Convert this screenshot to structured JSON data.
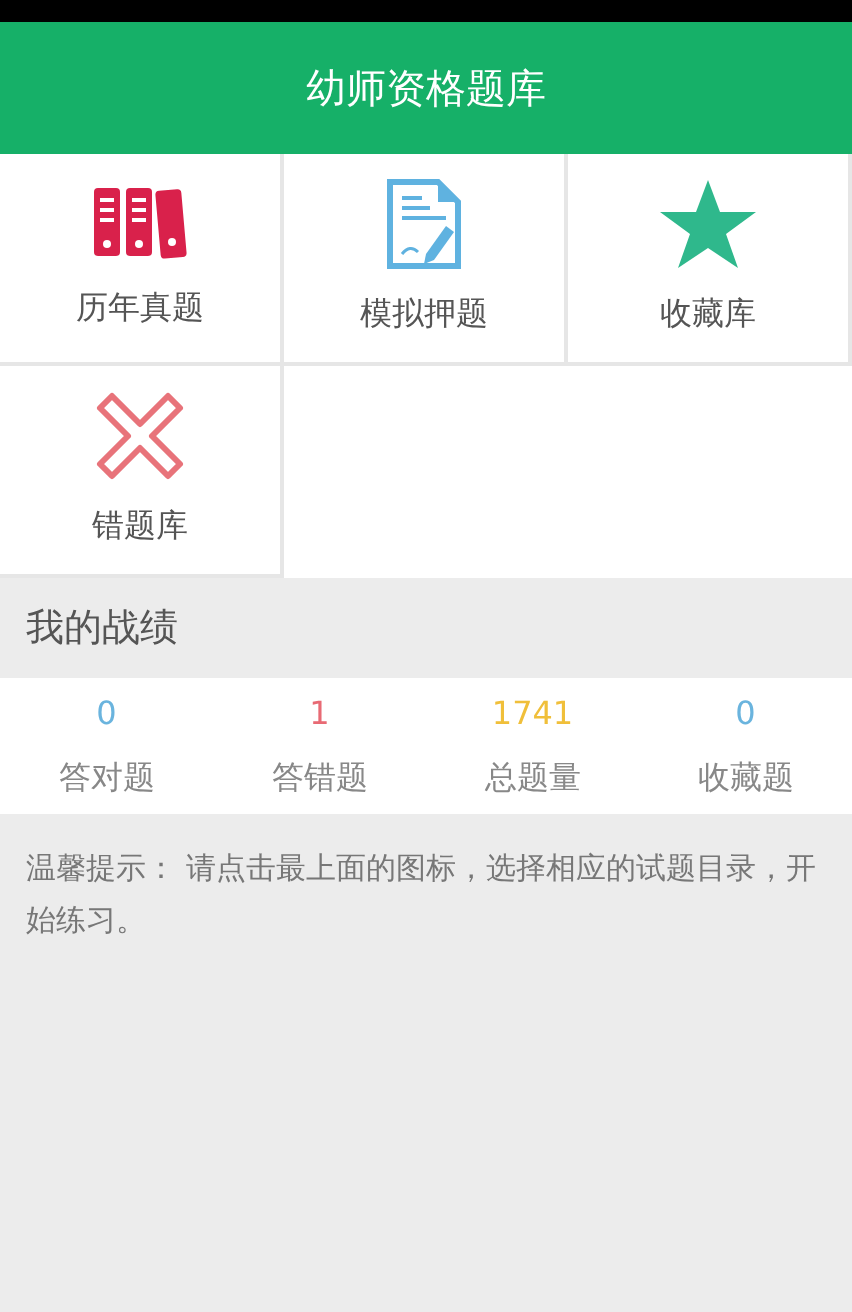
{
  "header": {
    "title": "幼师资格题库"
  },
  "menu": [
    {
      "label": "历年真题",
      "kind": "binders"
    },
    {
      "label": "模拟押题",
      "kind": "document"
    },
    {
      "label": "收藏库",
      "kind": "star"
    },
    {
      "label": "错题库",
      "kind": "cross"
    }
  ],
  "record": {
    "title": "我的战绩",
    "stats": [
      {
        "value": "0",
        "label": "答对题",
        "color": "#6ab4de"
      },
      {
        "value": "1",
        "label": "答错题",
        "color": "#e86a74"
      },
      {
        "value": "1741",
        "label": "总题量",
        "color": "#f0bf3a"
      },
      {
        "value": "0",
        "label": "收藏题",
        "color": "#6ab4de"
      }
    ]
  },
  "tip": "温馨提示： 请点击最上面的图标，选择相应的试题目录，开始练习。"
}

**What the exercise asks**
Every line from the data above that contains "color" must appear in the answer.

**Exercise solution**
        "color": "#6ab4de"
        "color": "#e86a74"
        "color": "#f0bf3a"
        "color": "#6ab4de"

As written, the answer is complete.